world Updated: Nov 02, 2010 03:11 IST
Dipankar De Sarkar

The days of dystopia that reportedly lurk on this island are being described in apocalyptic terms. As TV channels unleashed endless replays of Halloween horror movies, should we have been cowering under blankets, fearful of the knock on the door?

Yes, says the mayor of London, especially if you are poor.

Boris Johnson is threatening nothing short of an uprising because the cuts announced by Prime Minister Cameron could price the poor out of London. “I'll emphatically resist any attempt to recreate a London where the rich and poor cannot live together. We will not see and we will not accept any kind of Kosovo-style social cleansing of London,” our Tory mayor thundered.

Sounding the bugle call on the other end of the political landscape, the veteran Labour journalist Polly Toynbee accused the government of seeking the “Final Solution.” Forced to apologise, she still warned of attempts at “social cleansing.”

Inequalities grew with Labour — a smaller rise than under the Tories, but a rise nevertheless. They are set to grow further now. A careful HT reader pointed out that Britain’s finance minister did not go to Cameron’s Eton College, among the world’s most expensive schools. I was wrong — George Osborne read at St Paul’s Cathedral.
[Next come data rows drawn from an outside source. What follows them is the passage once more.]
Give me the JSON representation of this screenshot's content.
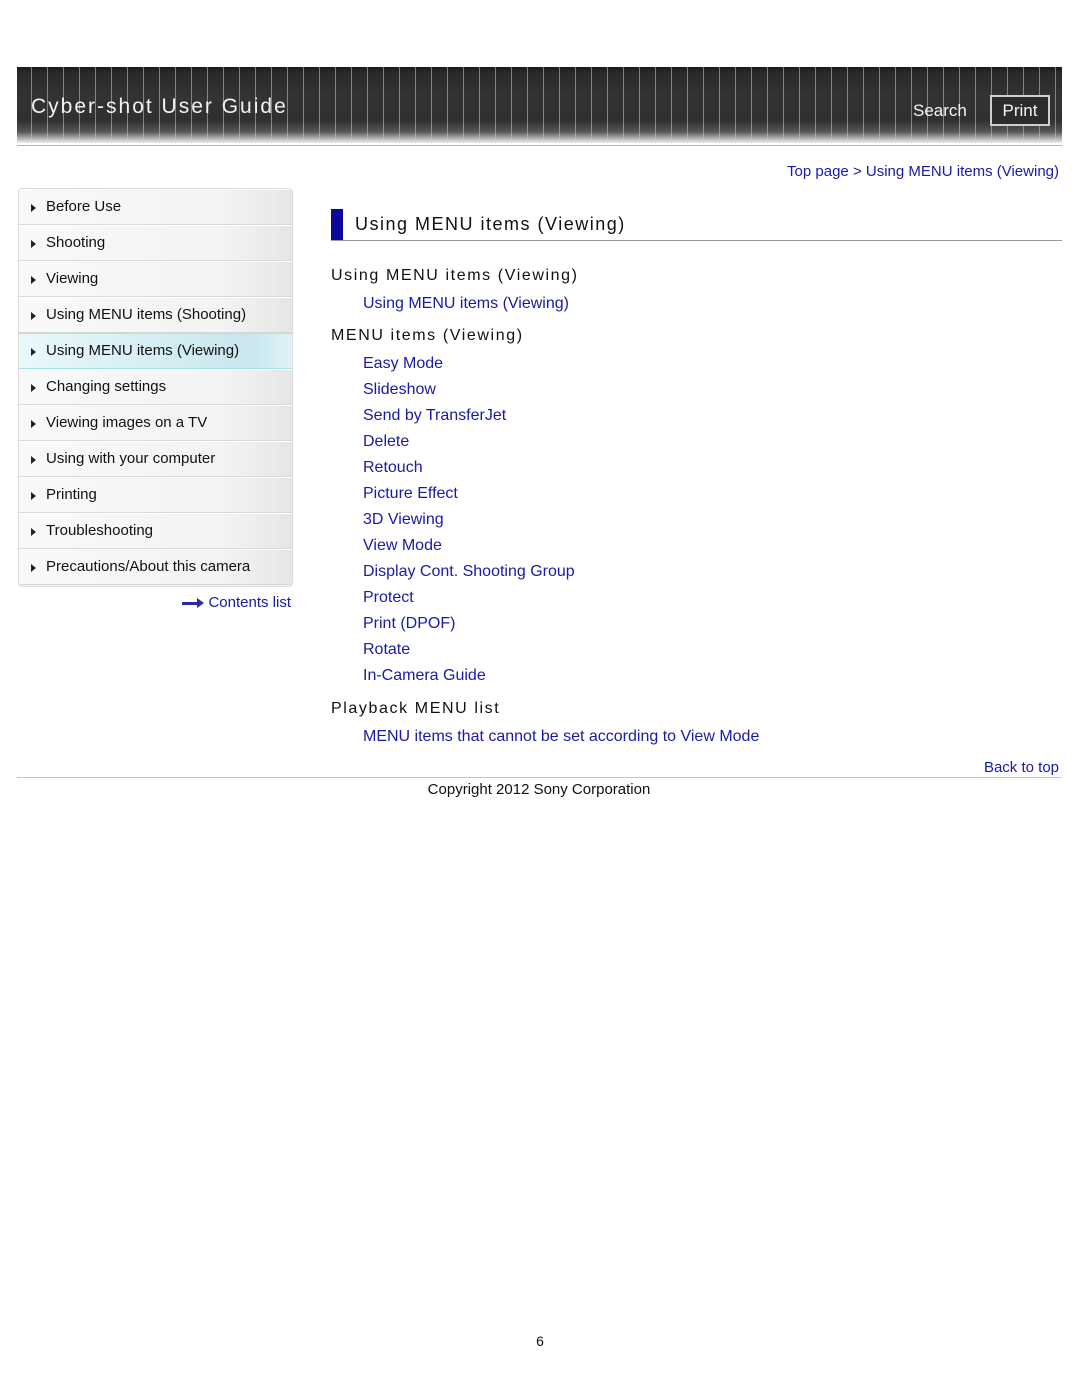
{
  "header": {
    "title": "Cyber-shot User Guide",
    "search_label": "Search",
    "print_label": "Print"
  },
  "breadcrumb": {
    "text": "Top page > Using MENU items (Viewing)",
    "items": [
      "Top page",
      "Using MENU items (Viewing)"
    ],
    "separator": ">"
  },
  "sidebar": {
    "items": [
      {
        "label": "Before Use",
        "active": false
      },
      {
        "label": "Shooting",
        "active": false
      },
      {
        "label": "Viewing",
        "active": false
      },
      {
        "label": "Using MENU items (Shooting)",
        "active": false
      },
      {
        "label": "Using MENU items (Viewing)",
        "active": true
      },
      {
        "label": "Changing settings",
        "active": false
      },
      {
        "label": "Viewing images on a TV",
        "active": false
      },
      {
        "label": "Using with your computer",
        "active": false
      },
      {
        "label": "Printing",
        "active": false
      },
      {
        "label": "Troubleshooting",
        "active": false
      },
      {
        "label": "Precautions/About this camera",
        "active": false
      }
    ],
    "contents_list_label": "Contents list"
  },
  "main": {
    "heading": "Using MENU items (Viewing)",
    "sections": [
      {
        "title": "Using MENU items (Viewing)",
        "links": [
          "Using MENU items (Viewing)"
        ]
      },
      {
        "title": "MENU items (Viewing)",
        "links": [
          "Easy Mode",
          "Slideshow",
          "Send by TransferJet",
          "Delete",
          "Retouch",
          "Picture Effect",
          "3D Viewing",
          "View Mode",
          "Display Cont. Shooting Group",
          "Protect",
          "Print (DPOF)",
          "Rotate",
          "In-Camera Guide"
        ]
      },
      {
        "title": "Playback MENU list",
        "links": [
          "MENU items that cannot be set according to View Mode"
        ]
      }
    ],
    "back_to_top": "Back to top"
  },
  "footer": {
    "copyright": "Copyright 2012 Sony Corporation",
    "page_number": "6"
  },
  "colors": {
    "link": "#1a1aa6",
    "heading_bar": "#0a0a9a",
    "active_nav_bg": "#d5eef3",
    "banner_bg": "#333333"
  }
}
The difference in annual fees? Eton: £30,000, St Paul’s £12,000. Average annual pay: £25,500.

Knowing what a mad mix of feisty characters Londoners are, I’m always optimistic about this city.

What worries me is whether the social sector cuts will affect the elderly and poor in the

long term. Britons are living longer than ever before, partly, no doubt, as a result of unprecedented post-War social benefits. An acquaintance celebrates his mother’s 95th birthday next week — and it was only earlier this year that she stopped backpacking and toddling off on her own to Europe.

Could we see a reversal? “The cuts aren’t a conspiracy to kill off the poor you know,” the resident Twentysomething smirked. Ah Londoners, I thought — don’t you ever worry?